MOH said there are 213,400 Singaporeans residing abroad at the end of September.

In October last year, MOH announced that it could allow Singaporeans living abroad to suspend their payments of MediShield Life premiums, if they did not plan to return to Singapore. Applications opened on Oct 7, 2016.

MediShield Life replaced MediShield from November 2015. It offers higher claim limits for hospital bills and some outpatient treatments, and covers more pre-existing medical conditions compared to MediShield.
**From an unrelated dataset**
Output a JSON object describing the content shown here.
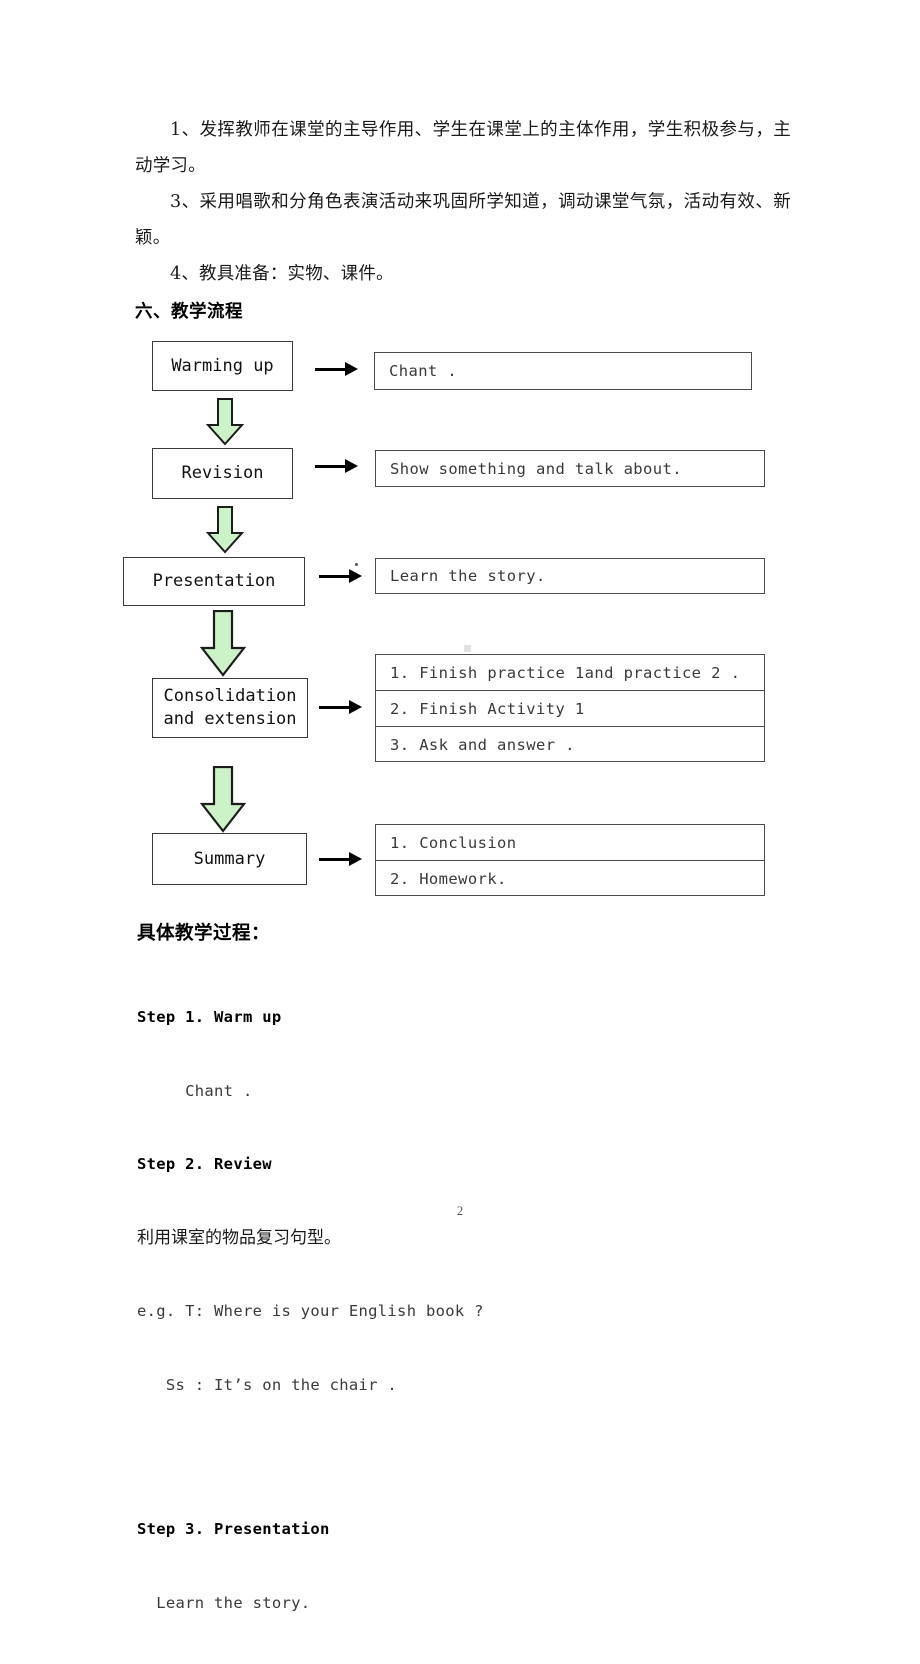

Applicants who wish to suspend their MediShield Life premiums need to have a valid permanent resident permit in the country they are living in. They also are required to have lived abroad for at least five years, with no more than 140 days spent back in Singapore during this period. They should be able to afford healthcare in their country of residence and declare that they do not need to rely on MediShield Life in Singapore. This declaration can be made if they have not benefited from MediShield or MediShield Life payouts in the five years prior to the start of the suspension.

They should also have either completed their full-time National Service, or are not required to serve full-time National Service.

One applicant who was rejected for not meeting the criteria is Ms Juliet Low, 36, a real estate manager who has lived in Britain for nine years. She told Chinese daily Lianhe Zaobao in a report on Thursday that she had returned home for more than 140 days in the past five years, leading to her application being turned down.